PROBLEM STATEMENT:
Search term "title": work out how many lines of the data below contain it, and answer with that number alone.

===== SUPPLIED RECORDS

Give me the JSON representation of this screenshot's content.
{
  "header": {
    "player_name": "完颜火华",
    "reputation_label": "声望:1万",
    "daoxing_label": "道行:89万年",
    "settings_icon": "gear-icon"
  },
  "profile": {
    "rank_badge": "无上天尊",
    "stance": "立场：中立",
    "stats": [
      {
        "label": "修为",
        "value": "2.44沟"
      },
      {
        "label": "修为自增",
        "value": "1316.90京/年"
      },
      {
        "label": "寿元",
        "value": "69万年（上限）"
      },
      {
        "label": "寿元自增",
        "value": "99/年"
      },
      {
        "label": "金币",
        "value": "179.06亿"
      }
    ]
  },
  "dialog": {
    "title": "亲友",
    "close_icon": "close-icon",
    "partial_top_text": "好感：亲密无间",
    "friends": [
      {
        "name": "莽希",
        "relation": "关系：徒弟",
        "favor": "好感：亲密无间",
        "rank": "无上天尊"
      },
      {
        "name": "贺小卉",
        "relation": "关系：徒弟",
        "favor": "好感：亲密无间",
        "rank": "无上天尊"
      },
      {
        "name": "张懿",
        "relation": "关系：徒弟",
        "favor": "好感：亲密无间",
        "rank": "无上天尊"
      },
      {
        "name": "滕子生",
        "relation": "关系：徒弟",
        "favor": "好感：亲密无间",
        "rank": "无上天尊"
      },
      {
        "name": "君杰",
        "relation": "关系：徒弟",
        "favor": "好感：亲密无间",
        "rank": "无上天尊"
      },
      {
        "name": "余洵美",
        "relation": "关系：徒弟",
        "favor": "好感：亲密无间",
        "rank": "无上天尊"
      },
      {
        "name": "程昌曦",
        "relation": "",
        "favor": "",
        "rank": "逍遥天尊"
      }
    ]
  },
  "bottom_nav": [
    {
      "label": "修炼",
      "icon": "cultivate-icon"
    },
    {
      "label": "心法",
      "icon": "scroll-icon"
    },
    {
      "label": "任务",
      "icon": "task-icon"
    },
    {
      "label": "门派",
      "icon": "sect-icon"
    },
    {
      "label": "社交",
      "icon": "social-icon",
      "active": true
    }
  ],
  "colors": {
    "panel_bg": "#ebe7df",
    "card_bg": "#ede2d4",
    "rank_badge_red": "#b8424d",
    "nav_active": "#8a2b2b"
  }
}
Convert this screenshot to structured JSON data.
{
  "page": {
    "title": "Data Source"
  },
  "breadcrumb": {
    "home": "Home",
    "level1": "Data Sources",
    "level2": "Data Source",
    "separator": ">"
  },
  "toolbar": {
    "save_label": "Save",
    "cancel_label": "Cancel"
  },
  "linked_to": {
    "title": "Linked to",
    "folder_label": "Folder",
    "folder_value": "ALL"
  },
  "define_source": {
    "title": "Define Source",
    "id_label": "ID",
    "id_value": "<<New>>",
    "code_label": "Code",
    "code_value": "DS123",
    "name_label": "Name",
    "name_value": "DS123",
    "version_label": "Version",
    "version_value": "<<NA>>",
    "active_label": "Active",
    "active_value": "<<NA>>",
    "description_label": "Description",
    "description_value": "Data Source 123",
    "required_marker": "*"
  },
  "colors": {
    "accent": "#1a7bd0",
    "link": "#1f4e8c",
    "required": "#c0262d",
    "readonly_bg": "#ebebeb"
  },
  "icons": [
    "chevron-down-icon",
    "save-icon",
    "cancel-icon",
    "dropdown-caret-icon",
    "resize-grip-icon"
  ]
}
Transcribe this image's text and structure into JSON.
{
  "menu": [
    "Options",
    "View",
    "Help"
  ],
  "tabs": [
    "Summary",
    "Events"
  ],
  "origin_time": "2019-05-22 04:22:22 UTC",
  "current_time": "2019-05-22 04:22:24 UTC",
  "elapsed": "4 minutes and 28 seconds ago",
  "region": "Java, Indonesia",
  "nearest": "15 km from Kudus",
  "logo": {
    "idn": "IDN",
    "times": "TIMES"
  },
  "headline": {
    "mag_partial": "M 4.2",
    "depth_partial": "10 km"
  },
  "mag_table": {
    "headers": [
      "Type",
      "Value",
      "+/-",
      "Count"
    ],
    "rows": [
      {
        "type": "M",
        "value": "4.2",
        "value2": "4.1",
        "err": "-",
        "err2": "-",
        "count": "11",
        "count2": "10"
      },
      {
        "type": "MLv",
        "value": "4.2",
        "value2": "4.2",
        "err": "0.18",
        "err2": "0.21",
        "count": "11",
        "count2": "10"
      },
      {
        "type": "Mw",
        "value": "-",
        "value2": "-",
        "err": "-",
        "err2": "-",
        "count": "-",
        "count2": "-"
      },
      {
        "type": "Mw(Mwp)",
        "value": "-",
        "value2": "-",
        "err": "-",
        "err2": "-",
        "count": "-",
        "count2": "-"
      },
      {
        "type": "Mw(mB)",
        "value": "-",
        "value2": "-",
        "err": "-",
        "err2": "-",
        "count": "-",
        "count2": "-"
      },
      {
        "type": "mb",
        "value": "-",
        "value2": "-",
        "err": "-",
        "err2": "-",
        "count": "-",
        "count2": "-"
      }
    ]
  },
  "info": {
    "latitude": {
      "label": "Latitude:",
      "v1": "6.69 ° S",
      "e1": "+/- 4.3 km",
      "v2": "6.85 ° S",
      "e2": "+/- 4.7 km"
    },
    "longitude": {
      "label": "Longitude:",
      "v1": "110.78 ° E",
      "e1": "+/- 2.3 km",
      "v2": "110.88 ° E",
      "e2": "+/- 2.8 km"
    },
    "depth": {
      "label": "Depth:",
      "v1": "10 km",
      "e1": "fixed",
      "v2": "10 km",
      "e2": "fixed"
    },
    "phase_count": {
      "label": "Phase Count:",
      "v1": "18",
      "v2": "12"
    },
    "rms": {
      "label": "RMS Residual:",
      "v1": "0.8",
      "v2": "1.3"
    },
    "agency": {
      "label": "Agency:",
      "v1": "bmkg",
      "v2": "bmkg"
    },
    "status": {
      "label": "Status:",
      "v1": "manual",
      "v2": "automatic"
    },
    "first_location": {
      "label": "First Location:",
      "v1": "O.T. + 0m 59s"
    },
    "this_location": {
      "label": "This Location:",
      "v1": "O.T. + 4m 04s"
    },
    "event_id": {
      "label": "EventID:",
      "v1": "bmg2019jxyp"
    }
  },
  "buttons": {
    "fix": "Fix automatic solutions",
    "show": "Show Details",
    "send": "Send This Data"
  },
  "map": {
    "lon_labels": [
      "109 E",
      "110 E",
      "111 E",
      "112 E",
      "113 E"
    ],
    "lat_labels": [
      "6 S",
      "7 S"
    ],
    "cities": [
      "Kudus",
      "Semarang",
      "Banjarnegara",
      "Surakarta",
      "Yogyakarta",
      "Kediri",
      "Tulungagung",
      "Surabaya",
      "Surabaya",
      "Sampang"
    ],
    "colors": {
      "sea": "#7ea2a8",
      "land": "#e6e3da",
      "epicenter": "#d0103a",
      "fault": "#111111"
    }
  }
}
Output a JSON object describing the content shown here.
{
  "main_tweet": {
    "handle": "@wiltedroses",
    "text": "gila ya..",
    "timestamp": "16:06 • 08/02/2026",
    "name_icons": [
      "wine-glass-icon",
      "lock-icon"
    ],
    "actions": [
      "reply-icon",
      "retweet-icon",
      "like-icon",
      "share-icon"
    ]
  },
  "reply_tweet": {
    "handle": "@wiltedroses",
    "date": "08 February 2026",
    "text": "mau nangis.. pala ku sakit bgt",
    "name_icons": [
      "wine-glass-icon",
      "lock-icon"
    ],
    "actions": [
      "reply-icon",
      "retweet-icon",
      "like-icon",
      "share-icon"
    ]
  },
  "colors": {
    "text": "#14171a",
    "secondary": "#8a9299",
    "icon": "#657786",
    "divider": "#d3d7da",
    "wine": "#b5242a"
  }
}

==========

ANSWER BOX:
4